(Data under study)

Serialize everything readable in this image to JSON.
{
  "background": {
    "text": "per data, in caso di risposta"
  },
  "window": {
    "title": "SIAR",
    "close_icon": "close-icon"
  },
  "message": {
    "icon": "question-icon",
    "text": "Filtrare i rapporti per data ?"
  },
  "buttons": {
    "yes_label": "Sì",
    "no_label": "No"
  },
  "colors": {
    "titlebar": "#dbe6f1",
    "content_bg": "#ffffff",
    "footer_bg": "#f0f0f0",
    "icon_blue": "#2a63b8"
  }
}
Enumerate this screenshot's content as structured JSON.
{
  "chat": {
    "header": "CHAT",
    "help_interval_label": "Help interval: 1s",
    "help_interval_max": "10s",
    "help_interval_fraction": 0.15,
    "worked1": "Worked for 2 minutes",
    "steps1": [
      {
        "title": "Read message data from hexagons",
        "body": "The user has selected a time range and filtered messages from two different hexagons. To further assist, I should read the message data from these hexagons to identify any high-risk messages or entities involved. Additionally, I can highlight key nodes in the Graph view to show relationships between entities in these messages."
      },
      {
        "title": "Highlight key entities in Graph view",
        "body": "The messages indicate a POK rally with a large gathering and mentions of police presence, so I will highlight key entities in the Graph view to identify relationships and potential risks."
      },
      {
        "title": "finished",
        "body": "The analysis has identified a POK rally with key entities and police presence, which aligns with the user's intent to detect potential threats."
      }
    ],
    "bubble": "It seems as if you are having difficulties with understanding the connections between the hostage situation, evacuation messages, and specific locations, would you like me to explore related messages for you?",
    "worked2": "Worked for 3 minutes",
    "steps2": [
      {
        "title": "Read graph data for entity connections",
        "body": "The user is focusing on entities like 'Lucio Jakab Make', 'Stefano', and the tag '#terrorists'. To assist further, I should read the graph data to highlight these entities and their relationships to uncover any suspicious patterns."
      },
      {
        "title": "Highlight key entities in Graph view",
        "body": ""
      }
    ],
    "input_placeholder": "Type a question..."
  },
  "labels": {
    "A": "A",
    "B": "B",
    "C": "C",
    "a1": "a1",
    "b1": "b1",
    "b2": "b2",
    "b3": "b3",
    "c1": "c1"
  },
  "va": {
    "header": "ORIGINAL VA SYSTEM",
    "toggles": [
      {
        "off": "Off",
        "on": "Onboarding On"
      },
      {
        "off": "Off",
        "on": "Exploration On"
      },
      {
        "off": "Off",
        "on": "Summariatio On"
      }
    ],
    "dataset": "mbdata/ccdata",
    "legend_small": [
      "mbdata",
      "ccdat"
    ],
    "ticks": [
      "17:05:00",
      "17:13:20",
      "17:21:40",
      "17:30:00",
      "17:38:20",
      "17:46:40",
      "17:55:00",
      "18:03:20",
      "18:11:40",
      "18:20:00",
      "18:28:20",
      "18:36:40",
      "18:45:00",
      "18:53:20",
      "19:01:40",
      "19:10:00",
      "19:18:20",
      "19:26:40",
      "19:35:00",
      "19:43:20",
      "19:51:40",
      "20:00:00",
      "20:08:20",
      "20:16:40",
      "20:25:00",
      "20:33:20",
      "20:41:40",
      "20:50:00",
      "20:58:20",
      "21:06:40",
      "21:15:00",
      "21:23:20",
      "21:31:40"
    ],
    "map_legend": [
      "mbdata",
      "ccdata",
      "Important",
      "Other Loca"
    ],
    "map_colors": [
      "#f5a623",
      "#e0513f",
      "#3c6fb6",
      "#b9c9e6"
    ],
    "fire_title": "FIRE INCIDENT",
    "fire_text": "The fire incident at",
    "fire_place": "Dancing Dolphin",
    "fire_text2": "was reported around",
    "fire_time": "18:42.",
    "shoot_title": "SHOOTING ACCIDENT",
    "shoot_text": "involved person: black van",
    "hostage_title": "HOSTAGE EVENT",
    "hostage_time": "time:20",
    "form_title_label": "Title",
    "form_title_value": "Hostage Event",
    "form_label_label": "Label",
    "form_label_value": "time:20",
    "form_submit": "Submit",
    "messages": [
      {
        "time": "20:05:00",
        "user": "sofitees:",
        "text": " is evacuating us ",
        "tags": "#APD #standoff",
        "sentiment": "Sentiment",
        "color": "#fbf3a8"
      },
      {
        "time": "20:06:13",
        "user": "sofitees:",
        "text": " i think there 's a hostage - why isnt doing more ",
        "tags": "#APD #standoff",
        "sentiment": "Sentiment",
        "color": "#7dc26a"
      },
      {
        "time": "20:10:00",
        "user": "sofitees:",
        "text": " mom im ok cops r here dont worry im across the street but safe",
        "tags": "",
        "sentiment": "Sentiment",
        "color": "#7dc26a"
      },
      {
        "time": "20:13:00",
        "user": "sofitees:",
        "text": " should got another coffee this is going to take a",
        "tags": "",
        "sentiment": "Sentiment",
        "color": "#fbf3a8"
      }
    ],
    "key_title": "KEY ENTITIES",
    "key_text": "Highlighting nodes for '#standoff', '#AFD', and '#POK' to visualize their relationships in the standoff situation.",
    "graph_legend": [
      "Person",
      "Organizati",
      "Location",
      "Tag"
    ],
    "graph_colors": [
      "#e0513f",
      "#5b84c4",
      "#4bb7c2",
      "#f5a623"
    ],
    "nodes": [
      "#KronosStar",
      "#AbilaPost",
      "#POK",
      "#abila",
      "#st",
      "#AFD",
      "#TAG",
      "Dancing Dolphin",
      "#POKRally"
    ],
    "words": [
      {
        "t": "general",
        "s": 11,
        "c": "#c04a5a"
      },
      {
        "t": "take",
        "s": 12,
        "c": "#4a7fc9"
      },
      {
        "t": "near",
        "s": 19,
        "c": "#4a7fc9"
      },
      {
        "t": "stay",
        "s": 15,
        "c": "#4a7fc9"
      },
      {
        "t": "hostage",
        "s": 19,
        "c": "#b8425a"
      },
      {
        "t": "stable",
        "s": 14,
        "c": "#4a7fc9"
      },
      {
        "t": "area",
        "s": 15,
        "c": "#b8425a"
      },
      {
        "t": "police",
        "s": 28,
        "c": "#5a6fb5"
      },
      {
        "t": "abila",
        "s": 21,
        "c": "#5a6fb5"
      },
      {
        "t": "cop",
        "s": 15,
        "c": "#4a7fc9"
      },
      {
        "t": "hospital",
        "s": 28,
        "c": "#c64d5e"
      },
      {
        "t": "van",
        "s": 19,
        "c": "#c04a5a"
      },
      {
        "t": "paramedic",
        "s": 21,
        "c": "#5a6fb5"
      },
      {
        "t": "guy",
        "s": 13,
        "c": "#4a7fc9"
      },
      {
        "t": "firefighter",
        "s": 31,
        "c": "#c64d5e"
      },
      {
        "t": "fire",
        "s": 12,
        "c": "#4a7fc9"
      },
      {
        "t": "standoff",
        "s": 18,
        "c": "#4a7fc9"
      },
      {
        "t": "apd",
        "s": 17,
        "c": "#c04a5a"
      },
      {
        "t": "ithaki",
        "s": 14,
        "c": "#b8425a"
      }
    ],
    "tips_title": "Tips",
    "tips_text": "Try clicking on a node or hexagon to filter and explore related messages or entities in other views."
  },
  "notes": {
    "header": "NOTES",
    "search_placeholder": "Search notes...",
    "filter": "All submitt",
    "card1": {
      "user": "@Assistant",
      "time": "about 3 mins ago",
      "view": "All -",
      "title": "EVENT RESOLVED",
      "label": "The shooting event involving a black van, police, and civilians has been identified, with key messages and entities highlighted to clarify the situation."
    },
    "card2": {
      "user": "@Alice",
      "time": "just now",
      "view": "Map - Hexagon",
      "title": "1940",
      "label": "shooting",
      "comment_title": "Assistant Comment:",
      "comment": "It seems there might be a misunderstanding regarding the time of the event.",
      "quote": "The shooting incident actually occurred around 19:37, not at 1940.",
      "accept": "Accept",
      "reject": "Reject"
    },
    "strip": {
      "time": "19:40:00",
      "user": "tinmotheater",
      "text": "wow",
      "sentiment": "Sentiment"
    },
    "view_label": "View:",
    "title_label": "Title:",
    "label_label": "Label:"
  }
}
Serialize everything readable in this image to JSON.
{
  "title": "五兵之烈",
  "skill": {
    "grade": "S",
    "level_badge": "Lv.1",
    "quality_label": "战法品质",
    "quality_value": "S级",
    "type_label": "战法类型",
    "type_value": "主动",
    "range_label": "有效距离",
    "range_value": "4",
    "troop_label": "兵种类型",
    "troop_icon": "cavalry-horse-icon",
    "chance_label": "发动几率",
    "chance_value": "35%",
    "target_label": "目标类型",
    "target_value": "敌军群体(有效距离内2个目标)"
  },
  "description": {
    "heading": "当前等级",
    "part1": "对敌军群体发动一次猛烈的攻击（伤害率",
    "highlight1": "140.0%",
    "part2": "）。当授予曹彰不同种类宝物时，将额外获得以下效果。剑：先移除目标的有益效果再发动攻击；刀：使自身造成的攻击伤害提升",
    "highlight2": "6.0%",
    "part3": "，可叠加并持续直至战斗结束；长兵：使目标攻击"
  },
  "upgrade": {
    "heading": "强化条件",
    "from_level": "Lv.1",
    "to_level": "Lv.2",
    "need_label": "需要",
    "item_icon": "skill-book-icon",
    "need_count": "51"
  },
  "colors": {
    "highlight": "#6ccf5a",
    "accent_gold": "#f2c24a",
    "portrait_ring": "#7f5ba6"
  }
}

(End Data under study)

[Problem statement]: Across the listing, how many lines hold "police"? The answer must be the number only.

[Your response]: 4